The Chamber’s President highlighted the important factors that will further drive shipping to the new era of transformation, with key drivers being and digitalisation.

Finally, the conference also had a discussion about “Seafarer to e-farer” where the panel agreed that resilience is an essential quality for the future seafarer.

There was collective recognition that education and training must evolve to meet the changing needs of the industry.

And that compelling incentives and demonstrating career progression opportunities will be critical to attracting and retaining talent for the long-term.

To enable the transition from seafarer to e-farer, objective and rigorous research is required to identify training gaps.

The importance of cross-industry collaboration was also highlighted, with the need to increase the dialogue between industry and regulators.

As with previous conferences, a session was held for young shipping executives, titled “Register your voice”, with an interactive, capacity-building and problem-solving session organised in collaboration with Young Ship Cyprus for young shipping professionals.

The session took place for the seventh time, attracting over 200 attendees.

Young executives (under 40 years of age) were presented with challenging topics ahead of the event which they discussed in groups with industry mentors.

The session aimed to provide young people with a platform to discuss their vision for the maritime industry, blue growth goals, career prospects and concerns, and to determine potential solutions to challenging issues.

The groups discussed topics from “The top 5 motivators and demotivated in maritime careers” and “Is top management too distant? How to bridge the gap” to “How to change perceptions: Shipping is dirty and old vs aviation is modern and clean”.

The groups then provided short presentations, sharing their ideas on potential solutions for challenges in the industry including encouraging mentoring programmes, introducing company networking events to increase motivation and encourage collaboration.

It was noted that the younger generation needs to learn from the older generations and be open-minded as well as trying to develop and innovate within the industry.
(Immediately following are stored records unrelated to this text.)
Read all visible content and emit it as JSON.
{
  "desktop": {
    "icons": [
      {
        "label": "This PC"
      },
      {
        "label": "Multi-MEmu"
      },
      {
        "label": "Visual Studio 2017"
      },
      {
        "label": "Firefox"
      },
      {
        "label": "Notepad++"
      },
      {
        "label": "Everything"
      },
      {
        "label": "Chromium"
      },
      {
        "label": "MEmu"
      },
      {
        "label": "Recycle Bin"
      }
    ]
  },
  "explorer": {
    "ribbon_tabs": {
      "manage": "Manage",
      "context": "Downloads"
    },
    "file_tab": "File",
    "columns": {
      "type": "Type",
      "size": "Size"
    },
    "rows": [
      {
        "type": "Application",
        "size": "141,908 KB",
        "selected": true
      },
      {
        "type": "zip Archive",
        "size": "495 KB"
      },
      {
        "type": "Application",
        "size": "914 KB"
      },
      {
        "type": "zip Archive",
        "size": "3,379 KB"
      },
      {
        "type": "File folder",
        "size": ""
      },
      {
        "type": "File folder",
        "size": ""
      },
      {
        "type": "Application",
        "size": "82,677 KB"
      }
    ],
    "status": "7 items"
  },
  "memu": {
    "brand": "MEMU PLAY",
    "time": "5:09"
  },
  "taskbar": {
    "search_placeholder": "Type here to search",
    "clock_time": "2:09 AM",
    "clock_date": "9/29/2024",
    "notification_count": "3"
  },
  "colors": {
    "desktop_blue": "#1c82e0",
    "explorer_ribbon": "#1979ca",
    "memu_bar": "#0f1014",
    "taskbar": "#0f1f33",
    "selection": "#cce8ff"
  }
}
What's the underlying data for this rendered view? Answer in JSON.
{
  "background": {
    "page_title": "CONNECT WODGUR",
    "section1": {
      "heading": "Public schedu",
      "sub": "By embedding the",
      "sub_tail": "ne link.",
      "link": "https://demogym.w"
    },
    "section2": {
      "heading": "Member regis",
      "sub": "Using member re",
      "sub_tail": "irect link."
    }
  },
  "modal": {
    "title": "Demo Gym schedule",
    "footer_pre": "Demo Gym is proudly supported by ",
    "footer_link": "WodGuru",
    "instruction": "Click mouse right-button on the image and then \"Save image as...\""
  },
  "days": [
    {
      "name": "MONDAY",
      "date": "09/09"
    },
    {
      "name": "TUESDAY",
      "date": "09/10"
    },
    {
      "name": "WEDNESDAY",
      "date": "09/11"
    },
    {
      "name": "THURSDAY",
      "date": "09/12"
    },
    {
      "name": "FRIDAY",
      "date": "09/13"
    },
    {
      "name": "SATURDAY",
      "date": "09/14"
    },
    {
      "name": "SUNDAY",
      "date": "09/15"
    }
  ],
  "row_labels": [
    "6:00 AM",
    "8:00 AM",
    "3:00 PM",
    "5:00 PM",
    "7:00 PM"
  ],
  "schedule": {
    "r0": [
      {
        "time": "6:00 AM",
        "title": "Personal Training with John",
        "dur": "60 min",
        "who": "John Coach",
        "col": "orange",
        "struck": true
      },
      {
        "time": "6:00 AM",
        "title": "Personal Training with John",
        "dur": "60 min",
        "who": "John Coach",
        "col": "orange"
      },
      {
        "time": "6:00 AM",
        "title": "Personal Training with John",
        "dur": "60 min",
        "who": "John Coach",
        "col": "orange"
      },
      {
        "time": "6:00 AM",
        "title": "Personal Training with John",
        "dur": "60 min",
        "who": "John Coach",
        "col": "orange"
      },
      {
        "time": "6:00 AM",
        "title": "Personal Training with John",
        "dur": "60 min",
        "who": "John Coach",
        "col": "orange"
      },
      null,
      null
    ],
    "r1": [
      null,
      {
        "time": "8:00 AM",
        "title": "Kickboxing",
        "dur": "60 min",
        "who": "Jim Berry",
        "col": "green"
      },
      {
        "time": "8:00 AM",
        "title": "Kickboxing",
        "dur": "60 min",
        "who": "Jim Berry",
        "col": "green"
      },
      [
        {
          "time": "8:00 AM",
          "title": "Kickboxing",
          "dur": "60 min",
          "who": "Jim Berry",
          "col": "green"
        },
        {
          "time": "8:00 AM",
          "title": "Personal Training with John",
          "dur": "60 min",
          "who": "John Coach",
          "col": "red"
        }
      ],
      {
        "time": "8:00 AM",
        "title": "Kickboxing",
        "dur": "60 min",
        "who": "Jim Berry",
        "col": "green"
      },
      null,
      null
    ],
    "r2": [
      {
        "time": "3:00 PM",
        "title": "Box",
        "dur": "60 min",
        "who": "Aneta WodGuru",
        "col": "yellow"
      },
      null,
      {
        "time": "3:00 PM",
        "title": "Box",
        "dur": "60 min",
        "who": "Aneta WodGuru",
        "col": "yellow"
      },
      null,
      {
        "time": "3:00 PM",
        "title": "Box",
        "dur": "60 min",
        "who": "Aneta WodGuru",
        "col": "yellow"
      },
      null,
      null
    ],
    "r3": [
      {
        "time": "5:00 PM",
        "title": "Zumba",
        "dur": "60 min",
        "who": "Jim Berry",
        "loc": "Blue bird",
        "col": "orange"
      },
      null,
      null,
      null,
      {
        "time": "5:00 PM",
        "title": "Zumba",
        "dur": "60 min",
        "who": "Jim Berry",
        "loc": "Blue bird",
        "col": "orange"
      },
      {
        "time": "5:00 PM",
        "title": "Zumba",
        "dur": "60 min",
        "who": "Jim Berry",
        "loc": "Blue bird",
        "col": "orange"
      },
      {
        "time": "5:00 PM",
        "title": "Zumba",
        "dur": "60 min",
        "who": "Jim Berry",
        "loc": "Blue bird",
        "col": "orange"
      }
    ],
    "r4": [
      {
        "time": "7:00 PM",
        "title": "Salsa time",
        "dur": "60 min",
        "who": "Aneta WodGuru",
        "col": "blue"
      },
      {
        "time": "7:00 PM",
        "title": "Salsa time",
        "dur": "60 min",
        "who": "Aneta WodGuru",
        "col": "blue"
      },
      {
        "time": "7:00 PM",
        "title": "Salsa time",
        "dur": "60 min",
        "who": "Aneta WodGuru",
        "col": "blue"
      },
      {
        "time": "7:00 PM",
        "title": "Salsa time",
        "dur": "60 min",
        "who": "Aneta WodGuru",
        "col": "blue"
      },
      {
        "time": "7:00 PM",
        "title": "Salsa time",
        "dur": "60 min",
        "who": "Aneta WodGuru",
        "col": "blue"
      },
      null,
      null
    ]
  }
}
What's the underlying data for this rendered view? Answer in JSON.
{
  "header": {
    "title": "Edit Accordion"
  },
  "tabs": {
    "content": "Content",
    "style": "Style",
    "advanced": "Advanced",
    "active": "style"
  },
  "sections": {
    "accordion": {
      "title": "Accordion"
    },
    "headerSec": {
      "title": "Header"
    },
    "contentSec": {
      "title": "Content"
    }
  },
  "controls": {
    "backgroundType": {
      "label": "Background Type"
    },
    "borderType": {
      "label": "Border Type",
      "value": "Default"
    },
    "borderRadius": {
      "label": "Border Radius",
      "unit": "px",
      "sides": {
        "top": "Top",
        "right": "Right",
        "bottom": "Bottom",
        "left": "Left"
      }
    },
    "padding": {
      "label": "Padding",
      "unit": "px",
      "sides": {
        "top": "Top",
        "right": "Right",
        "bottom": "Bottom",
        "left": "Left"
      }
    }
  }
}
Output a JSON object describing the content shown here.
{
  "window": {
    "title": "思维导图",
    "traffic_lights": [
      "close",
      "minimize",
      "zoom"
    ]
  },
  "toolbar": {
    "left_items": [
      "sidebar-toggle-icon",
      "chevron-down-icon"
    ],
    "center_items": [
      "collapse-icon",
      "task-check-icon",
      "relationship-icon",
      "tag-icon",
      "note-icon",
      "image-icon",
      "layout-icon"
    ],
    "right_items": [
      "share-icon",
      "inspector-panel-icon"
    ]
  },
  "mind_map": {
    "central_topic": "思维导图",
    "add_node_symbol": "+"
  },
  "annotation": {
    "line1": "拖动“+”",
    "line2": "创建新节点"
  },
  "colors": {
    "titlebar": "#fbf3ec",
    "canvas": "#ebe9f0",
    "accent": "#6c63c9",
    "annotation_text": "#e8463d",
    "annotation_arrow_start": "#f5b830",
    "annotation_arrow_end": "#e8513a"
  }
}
The moderators of the discussion were Despina Panayiotou-Theodosiou, President of Women’s International Shipping and Trading Association (WISTA) International and CEO at Tototheo Maritime, and Ilias Bissias, Director at Naftika Chronika magazine of Greece.